§ Problem:
Below are some records; output all of them exactly as they read.

§ Supplied entries:
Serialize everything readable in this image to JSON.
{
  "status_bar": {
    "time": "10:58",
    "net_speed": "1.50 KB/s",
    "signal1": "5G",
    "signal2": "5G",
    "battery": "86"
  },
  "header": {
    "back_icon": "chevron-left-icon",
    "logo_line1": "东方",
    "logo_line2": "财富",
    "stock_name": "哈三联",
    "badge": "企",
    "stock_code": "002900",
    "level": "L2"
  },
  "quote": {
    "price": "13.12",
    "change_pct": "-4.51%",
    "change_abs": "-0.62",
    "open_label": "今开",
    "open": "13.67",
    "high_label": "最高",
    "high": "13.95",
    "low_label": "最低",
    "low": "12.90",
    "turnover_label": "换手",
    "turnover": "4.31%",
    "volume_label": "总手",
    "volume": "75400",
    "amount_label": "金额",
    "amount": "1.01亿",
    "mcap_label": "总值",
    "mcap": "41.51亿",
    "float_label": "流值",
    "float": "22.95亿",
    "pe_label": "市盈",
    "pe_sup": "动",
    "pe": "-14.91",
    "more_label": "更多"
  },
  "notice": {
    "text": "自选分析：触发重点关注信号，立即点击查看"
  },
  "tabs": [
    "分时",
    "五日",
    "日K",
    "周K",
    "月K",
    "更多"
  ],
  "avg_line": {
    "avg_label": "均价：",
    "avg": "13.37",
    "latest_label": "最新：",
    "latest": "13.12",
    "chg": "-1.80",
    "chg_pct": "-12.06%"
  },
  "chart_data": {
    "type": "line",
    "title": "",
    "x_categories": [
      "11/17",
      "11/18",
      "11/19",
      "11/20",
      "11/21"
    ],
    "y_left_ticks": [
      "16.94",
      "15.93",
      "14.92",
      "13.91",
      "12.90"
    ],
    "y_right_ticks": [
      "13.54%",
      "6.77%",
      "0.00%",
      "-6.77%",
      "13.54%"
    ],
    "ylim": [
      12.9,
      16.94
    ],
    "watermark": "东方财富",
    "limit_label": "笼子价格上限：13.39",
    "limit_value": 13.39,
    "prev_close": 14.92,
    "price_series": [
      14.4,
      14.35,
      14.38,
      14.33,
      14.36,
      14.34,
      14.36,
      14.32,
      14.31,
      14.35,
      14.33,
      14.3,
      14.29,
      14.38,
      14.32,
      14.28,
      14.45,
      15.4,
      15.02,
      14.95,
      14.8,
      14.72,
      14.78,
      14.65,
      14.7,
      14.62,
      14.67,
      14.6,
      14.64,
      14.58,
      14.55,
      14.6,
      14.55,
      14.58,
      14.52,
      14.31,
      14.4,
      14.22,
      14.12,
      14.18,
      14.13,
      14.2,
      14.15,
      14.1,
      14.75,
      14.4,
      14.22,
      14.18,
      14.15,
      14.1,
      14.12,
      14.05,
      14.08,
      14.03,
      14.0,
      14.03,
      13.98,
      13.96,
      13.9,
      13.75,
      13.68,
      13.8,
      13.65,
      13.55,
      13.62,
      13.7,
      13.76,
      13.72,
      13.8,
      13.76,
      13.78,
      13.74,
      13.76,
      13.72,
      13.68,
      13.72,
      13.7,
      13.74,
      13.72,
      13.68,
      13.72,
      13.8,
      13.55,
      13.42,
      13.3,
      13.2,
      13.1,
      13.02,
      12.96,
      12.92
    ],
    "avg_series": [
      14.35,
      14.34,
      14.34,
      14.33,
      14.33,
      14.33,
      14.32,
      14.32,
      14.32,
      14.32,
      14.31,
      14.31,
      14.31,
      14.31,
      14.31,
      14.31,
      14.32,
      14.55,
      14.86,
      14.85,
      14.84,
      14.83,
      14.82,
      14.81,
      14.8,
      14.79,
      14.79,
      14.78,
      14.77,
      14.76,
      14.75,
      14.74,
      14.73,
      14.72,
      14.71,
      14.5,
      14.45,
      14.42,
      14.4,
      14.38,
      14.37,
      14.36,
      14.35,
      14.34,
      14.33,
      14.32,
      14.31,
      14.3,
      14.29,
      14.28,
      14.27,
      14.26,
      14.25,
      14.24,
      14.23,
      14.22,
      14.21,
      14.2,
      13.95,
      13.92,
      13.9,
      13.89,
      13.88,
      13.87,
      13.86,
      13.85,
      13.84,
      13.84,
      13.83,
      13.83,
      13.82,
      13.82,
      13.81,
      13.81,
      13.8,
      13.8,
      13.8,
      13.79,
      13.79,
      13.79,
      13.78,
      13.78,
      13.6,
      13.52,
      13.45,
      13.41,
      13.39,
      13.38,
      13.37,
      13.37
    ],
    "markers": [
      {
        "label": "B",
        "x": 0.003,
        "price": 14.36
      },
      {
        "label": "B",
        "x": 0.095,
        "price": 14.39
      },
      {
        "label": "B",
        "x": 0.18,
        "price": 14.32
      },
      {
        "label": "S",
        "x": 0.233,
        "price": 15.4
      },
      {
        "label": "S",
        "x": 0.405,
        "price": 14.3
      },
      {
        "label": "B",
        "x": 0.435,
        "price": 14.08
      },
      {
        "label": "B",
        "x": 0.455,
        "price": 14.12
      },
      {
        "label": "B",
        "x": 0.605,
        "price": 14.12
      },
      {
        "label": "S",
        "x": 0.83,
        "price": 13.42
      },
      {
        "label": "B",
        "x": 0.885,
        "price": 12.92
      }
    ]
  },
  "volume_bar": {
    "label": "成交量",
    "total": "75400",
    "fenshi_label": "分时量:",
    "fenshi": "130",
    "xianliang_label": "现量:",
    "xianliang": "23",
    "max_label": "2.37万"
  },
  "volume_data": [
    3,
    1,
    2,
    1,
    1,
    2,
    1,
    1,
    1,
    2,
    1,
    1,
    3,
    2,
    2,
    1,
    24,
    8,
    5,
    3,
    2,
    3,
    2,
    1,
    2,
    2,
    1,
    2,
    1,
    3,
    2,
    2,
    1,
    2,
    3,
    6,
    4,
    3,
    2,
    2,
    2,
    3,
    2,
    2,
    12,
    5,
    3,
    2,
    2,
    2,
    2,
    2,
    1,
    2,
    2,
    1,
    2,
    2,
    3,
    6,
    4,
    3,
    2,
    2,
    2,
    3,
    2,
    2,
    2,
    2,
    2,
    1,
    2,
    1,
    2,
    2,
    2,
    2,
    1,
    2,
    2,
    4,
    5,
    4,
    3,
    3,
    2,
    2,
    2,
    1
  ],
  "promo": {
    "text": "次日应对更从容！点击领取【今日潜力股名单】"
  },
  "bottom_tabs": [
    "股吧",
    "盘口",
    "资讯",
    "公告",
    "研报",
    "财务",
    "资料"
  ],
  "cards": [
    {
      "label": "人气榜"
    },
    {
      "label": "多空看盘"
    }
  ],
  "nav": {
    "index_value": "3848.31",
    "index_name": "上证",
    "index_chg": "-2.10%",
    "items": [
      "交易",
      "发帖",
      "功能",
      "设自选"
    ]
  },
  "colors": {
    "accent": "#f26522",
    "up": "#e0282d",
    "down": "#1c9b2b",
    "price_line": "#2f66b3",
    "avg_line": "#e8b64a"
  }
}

§ Response:
Serialize everything readable in this image to JSON.
{
  "status_bar": {
    "time": "10:58",
    "net_speed": "1.50 KB/s",
    "signal1": "5G",
    "signal2": "5G",
    "battery": "86"
  },
  "header": {
    "back_icon": "chevron-left-icon",
    "logo_line1": "东方",
    "logo_line2": "财富",
    "stock_name": "哈三联",
    "badge": "企",
    "stock_code": "002900",
    "level": "L2"
  },
  "quote": {
    "price": "13.12",
    "change_pct": "-4.51%",
    "change_abs": "-0.62",
    "open_label": "今开",
    "open": "13.67",
    "high_label": "最高",
    "high": "13.95",
    "low_label": "最低",
    "low": "12.90",
    "turnover_label": "换手",
    "turnover": "4.31%",
    "volume_label": "总手",
    "volume": "75400",
    "amount_label": "金额",
    "amount": "1.01亿",
    "mcap_label": "总值",
    "mcap": "41.51亿",
    "float_label": "流值",
    "float": "22.95亿",
    "pe_label": "市盈",
    "pe_sup": "动",
    "pe": "-14.91",
    "more_label": "更多"
  },
  "notice": {
    "text": "自选分析：触发重点关注信号，立即点击查看"
  },
  "tabs": [
    "分时",
    "五日",
    "日K",
    "周K",
    "月K",
    "更多"
  ],
  "avg_line": {
    "avg_label": "均价：",
    "avg": "13.37",
    "latest_label": "最新：",
    "latest": "13.12",
    "chg": "-1.80",
    "chg_pct": "-12.06%"
  },
  "chart_data": {
    "type": "line",
    "title": "",
    "x_categories": [
      "11/17",
      "11/18",
      "11/19",
      "11/20",
      "11/21"
    ],
    "y_left_ticks": [
      "16.94",
      "15.93",
      "14.92",
      "13.91",
      "12.90"
    ],
    "y_right_ticks": [
      "13.54%",
      "6.77%",
      "0.00%",
      "-6.77%",
      "13.54%"
    ],
    "ylim": [
      12.9,
      16.94
    ],
    "watermark": "东方财富",
    "limit_label": "笼子价格上限：13.39",
    "limit_value": 13.39,
    "prev_close": 14.92,
    "price_series": [
      14.4,
      14.35,
      14.38,
      14.33,
      14.36,
      14.34,
      14.36,
      14.32,
      14.31,
      14.35,
      14.33,
      14.3,
      14.29,
      14.38,
      14.32,
      14.28,
      14.45,
      15.4,
      15.02,
      14.95,
      14.8,
      14.72,
      14.78,
      14.65,
      14.7,
      14.62,
      14.67,
      14.6,
      14.64,
      14.58,
      14.55,
      14.6,
      14.55,
      14.58,
      14.52,
      14.31,
      14.4,
      14.22,
      14.12,
      14.18,
      14.13,
      14.2,
      14.15,
      14.1,
      14.75,
      14.4,
      14.22,
      14.18,
      14.15,
      14.1,
      14.12,
      14.05,
      14.08,
      14.03,
      14.0,
      14.03,
      13.98,
      13.96,
      13.9,
      13.75,
      13.68,
      13.8,
      13.65,
      13.55,
      13.62,
      13.7,
      13.76,
      13.72,
      13.8,
      13.76,
      13.78,
      13.74,
      13.76,
      13.72,
      13.68,
      13.72,
      13.7,
      13.74,
      13.72,
      13.68,
      13.72,
      13.8,
      13.55,
      13.42,
      13.3,
      13.2,
      13.1,
      13.02,
      12.96,
      12.92
    ],
    "avg_series": [
      14.35,
      14.34,
      14.34,
      14.33,
      14.33,
      14.33,
      14.32,
      14.32,
      14.32,
      14.32,
      14.31,
      14.31,
      14.31,
      14.31,
      14.31,
      14.31,
      14.32,
      14.55,
      14.86,
      14.85,
      14.84,
      14.83,
      14.82,
      14.81,
      14.8,
      14.79,
      14.79,
      14.78,
      14.77,
      14.76,
      14.75,
      14.74,
      14.73,
      14.72,
      14.71,
      14.5,
      14.45,
      14.42,
      14.4,
      14.38,
      14.37,
      14.36,
      14.35,
      14.34,
      14.33,
      14.32,
      14.31,
      14.3,
      14.29,
      14.28,
      14.27,
      14.26,
      14.25,
      14.24,
      14.23,
      14.22,
      14.21,
      14.2,
      13.95,
      13.92,
      13.9,
      13.89,
      13.88,
      13.87,
      13.86,
      13.85,
      13.84,
      13.84,
      13.83,
      13.83,
      13.82,
      13.82,
      13.81,
      13.81,
      13.8,
      13.8,
      13.8,
      13.79,
      13.79,
      13.79,
      13.78,
      13.78,
      13.6,
      13.52,
      13.45,
      13.41,
      13.39,
      13.38,
      13.37,
      13.37
    ],
    "markers": [
      {
        "label": "B",
        "x": 0.003,
        "price": 14.36
      },
      {
        "label": "B",
        "x": 0.095,
        "price": 14.39
      },
      {
        "label": "B",
        "x": 0.18,
        "price": 14.32
      },
      {
        "label": "S",
        "x": 0.233,
        "price": 15.4
      },
      {
        "label": "S",
        "x": 0.405,
        "price": 14.3
      },
      {
        "label": "B",
        "x": 0.435,
        "price": 14.08
      },
      {
        "label": "B",
        "x": 0.455,
        "price": 14.12
      },
      {
        "label": "B",
        "x": 0.605,
        "price": 14.12
      },
      {
        "label": "S",
        "x": 0.83,
        "price": 13.42
      },
      {
        "label": "B",
        "x": 0.885,
        "price": 12.92
      }
    ]
  },
  "volume_bar": {
    "label": "成交量",
    "total": "75400",
    "fenshi_label": "分时量:",
    "fenshi": "130",
    "xianliang_label": "现量:",
    "xianliang": "23",
    "max_label": "2.37万"
  },
  "volume_data": [
    3,
    1,
    2,
    1,
    1,
    2,
    1,
    1,
    1,
    2,
    1,
    1,
    3,
    2,
    2,
    1,
    24,
    8,
    5,
    3,
    2,
    3,
    2,
    1,
    2,
    2,
    1,
    2,
    1,
    3,
    2,
    2,
    1,
    2,
    3,
    6,
    4,
    3,
    2,
    2,
    2,
    3,
    2,
    2,
    12,
    5,
    3,
    2,
    2,
    2,
    2,
    2,
    1,
    2,
    2,
    1,
    2,
    2,
    3,
    6,
    4,
    3,
    2,
    2,
    2,
    3,
    2,
    2,
    2,
    2,
    2,
    1,
    2,
    1,
    2,
    2,
    2,
    2,
    1,
    2,
    2,
    4,
    5,
    4,
    3,
    3,
    2,
    2,
    2,
    1
  ],
  "promo": {
    "text": "次日应对更从容！点击领取【今日潜力股名单】"
  },
  "bottom_tabs": [
    "股吧",
    "盘口",
    "资讯",
    "公告",
    "研报",
    "财务",
    "资料"
  ],
  "cards": [
    {
      "label": "人气榜"
    },
    {
      "label": "多空看盘"
    }
  ],
  "nav": {
    "index_value": "3848.31",
    "index_name": "上证",
    "index_chg": "-2.10%",
    "items": [
      "交易",
      "发帖",
      "功能",
      "设自选"
    ]
  },
  "colors": {
    "accent": "#f26522",
    "up": "#e0282d",
    "down": "#1c9b2b",
    "price_line": "#2f66b3",
    "avg_line": "#e8b64a"
  }
}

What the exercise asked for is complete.